Simonsen illuminates discussions about the value of women's work through analysis of texts and images created by writers, women's rights activists, reformers, anthropologists, photographers, field matrons, and Native American women. She argues that women such as Caroline Soule, Alice Fletcher, E. Jane Gay, Anna Dawson Wilde, and Angel DeCora called upon the rhetoric of sentimental domesticity, ethnographic science, public display, and indigenous knowledge as they sought to make the gendered and racial order of the nation visible through homes and the work performed in them.
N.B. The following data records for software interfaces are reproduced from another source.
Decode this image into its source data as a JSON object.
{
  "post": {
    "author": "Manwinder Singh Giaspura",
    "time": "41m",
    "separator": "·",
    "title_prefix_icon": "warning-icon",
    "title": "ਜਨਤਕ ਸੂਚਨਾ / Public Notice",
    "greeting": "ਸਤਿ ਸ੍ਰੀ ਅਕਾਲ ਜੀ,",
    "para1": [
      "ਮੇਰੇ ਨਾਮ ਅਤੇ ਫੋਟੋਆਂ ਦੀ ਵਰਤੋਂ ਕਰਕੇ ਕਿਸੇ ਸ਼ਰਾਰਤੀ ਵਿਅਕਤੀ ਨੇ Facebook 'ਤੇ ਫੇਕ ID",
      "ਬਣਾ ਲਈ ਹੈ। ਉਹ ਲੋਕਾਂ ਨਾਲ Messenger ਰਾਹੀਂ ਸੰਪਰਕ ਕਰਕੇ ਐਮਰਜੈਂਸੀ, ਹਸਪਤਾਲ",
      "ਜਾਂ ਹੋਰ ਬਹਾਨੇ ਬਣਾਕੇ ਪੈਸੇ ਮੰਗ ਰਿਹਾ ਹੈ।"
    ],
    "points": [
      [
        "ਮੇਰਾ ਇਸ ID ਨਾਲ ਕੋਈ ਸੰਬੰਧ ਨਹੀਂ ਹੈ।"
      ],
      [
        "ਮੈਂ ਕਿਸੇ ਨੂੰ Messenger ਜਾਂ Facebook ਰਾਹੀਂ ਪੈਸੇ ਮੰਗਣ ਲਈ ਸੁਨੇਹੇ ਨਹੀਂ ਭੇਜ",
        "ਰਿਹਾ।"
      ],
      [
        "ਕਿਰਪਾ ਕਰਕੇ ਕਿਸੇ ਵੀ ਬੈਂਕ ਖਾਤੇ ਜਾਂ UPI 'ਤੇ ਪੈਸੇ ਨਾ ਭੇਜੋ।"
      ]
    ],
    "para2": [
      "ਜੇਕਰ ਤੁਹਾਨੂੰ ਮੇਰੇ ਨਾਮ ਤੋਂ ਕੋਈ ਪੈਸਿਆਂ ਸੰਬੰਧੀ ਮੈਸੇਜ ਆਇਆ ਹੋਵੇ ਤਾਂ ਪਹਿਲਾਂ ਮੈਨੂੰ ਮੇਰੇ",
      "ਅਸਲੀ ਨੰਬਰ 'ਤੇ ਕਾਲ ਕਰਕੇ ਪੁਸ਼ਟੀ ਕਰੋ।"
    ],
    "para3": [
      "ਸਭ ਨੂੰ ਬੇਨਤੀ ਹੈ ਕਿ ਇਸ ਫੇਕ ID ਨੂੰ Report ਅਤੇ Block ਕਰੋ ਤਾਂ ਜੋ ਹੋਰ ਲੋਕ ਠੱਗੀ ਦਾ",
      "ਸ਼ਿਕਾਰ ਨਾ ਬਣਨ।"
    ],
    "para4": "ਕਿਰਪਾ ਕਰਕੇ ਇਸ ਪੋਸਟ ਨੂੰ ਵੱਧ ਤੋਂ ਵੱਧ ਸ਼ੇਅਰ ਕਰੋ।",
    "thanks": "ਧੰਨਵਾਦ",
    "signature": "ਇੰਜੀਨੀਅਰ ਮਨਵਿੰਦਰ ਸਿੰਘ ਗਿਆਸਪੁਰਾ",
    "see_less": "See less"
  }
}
Focusing on the range of materials through which domesticity was produced in the West, Simonsen integrates new voices into the study of domesticity's imperial manifestations.

About the Author

Jane E. Simonsen is assistant professor of history and gender/women's studies at Augustana College.
For more information about Jane E. Simonsen, visit the Author Page.

Reviews

"The steady theme that unites the book . . . illuminates this period and topic in a new and exciting manner."--American Historical Review

"A valuable scholarly work that would be engaging to readers interested in nineteenth-century disputes in the American West over women's labor, gender roles, indigenous cultures and assimilation, and attitudes toward housework and home."--Western American Literature

"Presents a useful summary of the way non-Native women related to Native women during the industrializing years of 1860-1910, a period in Indian history that needs much more research."--CHOICE

"Highly engaging. . . . A stunning example of making 'new' western studies work."--Great Plains Quarterly

"A bold, multifaceted, and well-documented study of a newly surprising old American West."--Legacy

"An absorbing study of the material culture of domestic imperialism and a cogent synthesis of the literature on several important topics. . . . An impressive body of ideas on many facets of these gendered cultural encounters [that] offers intriguing suggestions for how to think about women's work at the turn of the century."--H-AmIndian